“Nothing endures but change” .……………..Heracleitus500 B.C.
Never before has industry faced suchcompetition at a regional and global level. Never before have the opportunities been sogreat. Two views of the same situation, or has this always been the name of the game?
“Other people see things and say’Why?’; but I dream things that never were, and say ‘Why not?”…….George Bernard Shaw.
From grain to glass, blend to brand, theBeverage industry is subject to high portfolio marketing costs against a background whereunderstanding demographics and geographic spread is a make or break decision. Managementskills and information blend with strengthened financial planning and controls to help youeither innovate or stagnate.
Producers have to be one hundred percentmarketers, and be able to focus on all the drivers, influencers and opportunities withinan industry facing some of the biggest changes in its history.
Certain dynamics are understood. Forexample, in the case of logistics services, the focus over time has been on price,quality, service, flexibility and innovation. The benchmarks have followed; price,quality, customer service, cycle-time and virtual integration. A common view is thatcompanies no longer compete. Rather it is supply chains that compete.
However, countries are at different stagesin this evolution. Some do not have the correct processes or metrics in place. Differentcompanies may be trying to achieve the same ends through various mechanisms. Many do notunderstand consumer psychology or even the opportunities available. Some forecasterspredict that if home shopping captures 15% of the retail trade, 40% of retail outlets willdisappear.
Depending on your product and route tomarket, and leaving aside the impacts of legislation, five issues are key:-
Retailers and Market
Customer Account Profitability (CAP)
Although umbrella terms like EfficientConsumer Response (ECR) are prevalent, individual projects and different foci have to beaddressed. The results of this survey show considerable differences between country andsize of company and where you sit in the supply chain.
This comes as no surprise as the reportconfirms. For example, perhaps larger companies have the resources to initiate projectsinto Activity Based Costing (ABC) or category management, particularly with the retailers.Smaller companies may have to keep their eye on price and cost at the product level.Whether companies can track the true cost of new product innovation and track product lifecycle remains to be seen, although this is shown to be important, particularly with thesuppliers to major outlets.

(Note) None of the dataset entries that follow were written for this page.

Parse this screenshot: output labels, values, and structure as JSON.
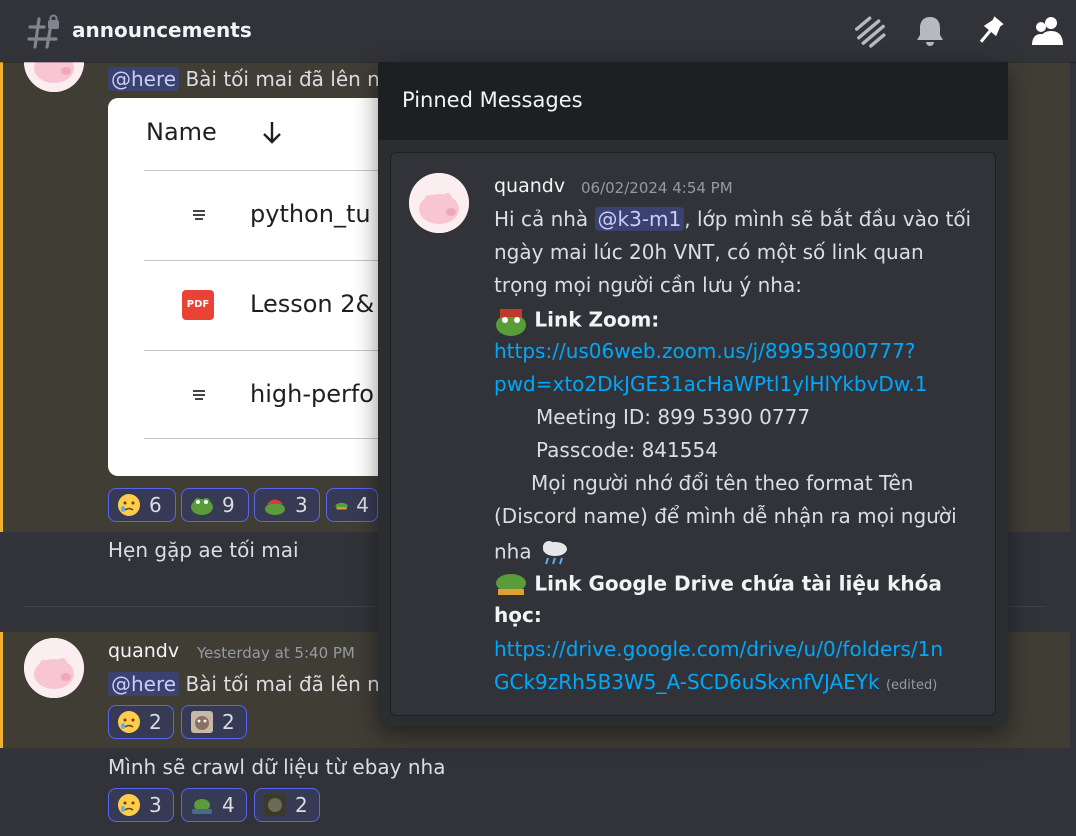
{
  "header": {
    "channel_name": "announcements",
    "icons": [
      "hash-lock-icon",
      "threads-icon",
      "bell-icon",
      "pin-icon",
      "members-icon"
    ]
  },
  "chat": {
    "msg1": {
      "text": "Bài tối mai đã lên n",
      "mention": "@here",
      "image_rows": {
        "header_name": "Name",
        "row1": "python_tu",
        "row2": "Lesson 2&",
        "row3": "high-perfo",
        "pdf_badge": "PDF"
      },
      "reactions": [
        {
          "emoji": "crying-face",
          "count": "6"
        },
        {
          "emoji": "pepe-frog",
          "count": "9"
        },
        {
          "emoji": "frog-with-hat",
          "count": "3"
        },
        {
          "emoji": "pepe-running",
          "count": "4"
        }
      ],
      "followup_text": "Hẹn gặp ae tối mai"
    },
    "msg2": {
      "username": "quandv",
      "timestamp": "Yesterday at 5:40 PM",
      "mention": "@here",
      "text": "Bài tối mai đã lên n",
      "reactions": [
        {
          "emoji": "crying-face",
          "count": "2"
        },
        {
          "emoji": "cat-meme",
          "count": "2"
        }
      ],
      "followup_text": "Mình sẽ crawl dữ liệu từ ebay nha",
      "followup_reactions": [
        {
          "emoji": "crying-face",
          "count": "3"
        },
        {
          "emoji": "frog-tank",
          "count": "4"
        },
        {
          "emoji": "dark-meme",
          "count": "2"
        }
      ]
    }
  },
  "pinned": {
    "title": "Pinned Messages",
    "message": {
      "username": "quandv",
      "timestamp": "06/02/2024 4:54 PM",
      "line1_pre": "Hi cả nhà ",
      "line1_mention": "@k3-m1",
      "line1_post": ", lớp mình sẽ bắt đầu vào tối",
      "line2": "ngày mai lúc 20h VNT, có một số link quan",
      "line3": "trọng mọi người cần lưu ý nha:",
      "zoom_label": "Link Zoom:",
      "zoom_link_1": "https://us06web.zoom.us/j/89953900777?",
      "zoom_link_2": "pwd=xto2DkJGE31acHaWPtl1ylHlYkbvDw.1",
      "meeting_id": "Meeting ID: 899 5390 0777",
      "passcode": "Passcode: 841554",
      "note_1": "Mọi người nhớ đổi tên theo format Tên",
      "note_2": "(Discord name) để mình dễ nhận ra mọi người",
      "note_3": "nha",
      "drive_label_1": "Link Google Drive chứa tài liệu khóa",
      "drive_label_2": "học:",
      "drive_link_1": "https://drive.google.com/drive/u/0/folders/1n",
      "drive_link_2": "GCk9zRh5B3W5_A-SCD6uSkxnfVJAEYk",
      "edited": "(edited)"
    }
  },
  "colors": {
    "background": "#313338",
    "mention_highlight": "#403d35",
    "mention_bar": "#f0b132",
    "link": "#00a8fc",
    "reaction_border": "#5865f2"
  }
}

From a country perspective, despite athree-tiered structure in the US, there is still the desire for much closer integrationbetween customers and suppliers. Not a surprise is the higher than average result forgrowth by mergers and acquisition. The emphasis is perhaps being shifted from productinnovation. Some estimates suggest that if ECR takes off, 50% of companies will vanish.The ECR issues show that for the US, the focus is to ensure that new products areintroduced better, rather than promoted.
Forecasting was the highest priority forthe supply side in the US, perhaps an effort to reduce the long and stock heavy supplyroute through the three tiers.
The above illustrates some of thehypotheses that can be confirmed and some of the surprises. The graphs provided are at acountry level for comparison. However, the raw data tables are provided to allow you tocheck whatever you feel is an untapped differentiator for your company.